Christmas Bonuses are a once off payment made to the employee during the Christmas period in addition to their average salary. Though not legally obliged to, employers often provide this bonus to encourage loyalty, increase productivity or to say thank you for all the hard work and give people a bit extra to spend at this expensive time of the year. However, as an employer you need to understand the tax payable on such bonus, which we have outlined below;
If you provide your employee with a Christmas Bonus in the form on cash, this bonus is still treated and taxed as if was earned via overtime or as a bonus at any other time of the year. Therefore the total amount is chargeable to Income Tax (IT), Universal Social Charge (USC) and Pay Related Social Insurance (PRSI). Bonus payments are calculated as such:
- The pay is taxed at the standard rate of tax up to the rate band limit
- The pay above the rate band limit is taxed at the higher rate of tax
- The two amounts above together are added together
- This amount is then reduced by the tax credits to give the amount of tax due.
For those who wish to provide a bonus to their employees in a more modest way can avail of the Small Benefits Exemption Scheme.
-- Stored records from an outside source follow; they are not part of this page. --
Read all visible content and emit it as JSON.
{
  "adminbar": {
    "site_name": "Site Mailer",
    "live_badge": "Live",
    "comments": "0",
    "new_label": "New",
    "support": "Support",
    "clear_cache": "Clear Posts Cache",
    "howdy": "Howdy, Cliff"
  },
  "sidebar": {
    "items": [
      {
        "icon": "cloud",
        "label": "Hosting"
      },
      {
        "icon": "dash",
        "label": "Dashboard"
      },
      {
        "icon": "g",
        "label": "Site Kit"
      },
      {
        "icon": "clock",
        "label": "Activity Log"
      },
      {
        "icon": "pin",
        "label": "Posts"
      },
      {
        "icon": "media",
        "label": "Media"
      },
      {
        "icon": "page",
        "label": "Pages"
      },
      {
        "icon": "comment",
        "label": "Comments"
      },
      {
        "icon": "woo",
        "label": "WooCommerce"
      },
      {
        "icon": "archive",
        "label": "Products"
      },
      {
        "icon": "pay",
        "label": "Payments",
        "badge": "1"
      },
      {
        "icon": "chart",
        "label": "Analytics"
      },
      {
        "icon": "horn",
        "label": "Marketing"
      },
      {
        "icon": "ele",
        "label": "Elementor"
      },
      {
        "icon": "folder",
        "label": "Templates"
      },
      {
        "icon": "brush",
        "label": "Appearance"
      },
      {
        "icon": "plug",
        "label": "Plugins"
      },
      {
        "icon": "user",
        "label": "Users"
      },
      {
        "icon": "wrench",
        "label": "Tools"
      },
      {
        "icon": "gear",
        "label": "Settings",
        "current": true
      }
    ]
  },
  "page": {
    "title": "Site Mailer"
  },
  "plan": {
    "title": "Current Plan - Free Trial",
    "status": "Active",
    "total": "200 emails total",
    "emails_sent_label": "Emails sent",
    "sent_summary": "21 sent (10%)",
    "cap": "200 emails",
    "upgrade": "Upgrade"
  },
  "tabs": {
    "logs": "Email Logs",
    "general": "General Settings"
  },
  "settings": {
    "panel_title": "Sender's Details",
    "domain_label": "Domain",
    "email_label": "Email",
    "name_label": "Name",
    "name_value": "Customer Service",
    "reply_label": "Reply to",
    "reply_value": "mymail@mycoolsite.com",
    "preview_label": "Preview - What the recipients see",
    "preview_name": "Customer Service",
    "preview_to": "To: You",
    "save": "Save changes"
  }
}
This scheme means company directors and employees can receive a non-cash bonus of up to €500 on a tax-free basis annually. As the payment must be non-cash, the most common way to avail of this scheme by using gift vouchers. However, there are conditions to be aware of when availing of this scheme:
- The benefit cannot be cash.
- The gift voucher must be purchased from the company funds, e.g. company bank account or company credit card.
- The director or employee cannot purchase a voucher themselves and seek reimbursement from the company.
- Only one such benefit can be given to an employee in each tax year.
- Where a bonus exceeds the €500 limit, the full value is subject to tax.
No matter what form of bonus you choose to use, whether with cash or vouchers, consider what would be the best for your employees. Full knowledge of tax on this matters means you can be more considerate of the final bonus amount your employee receives.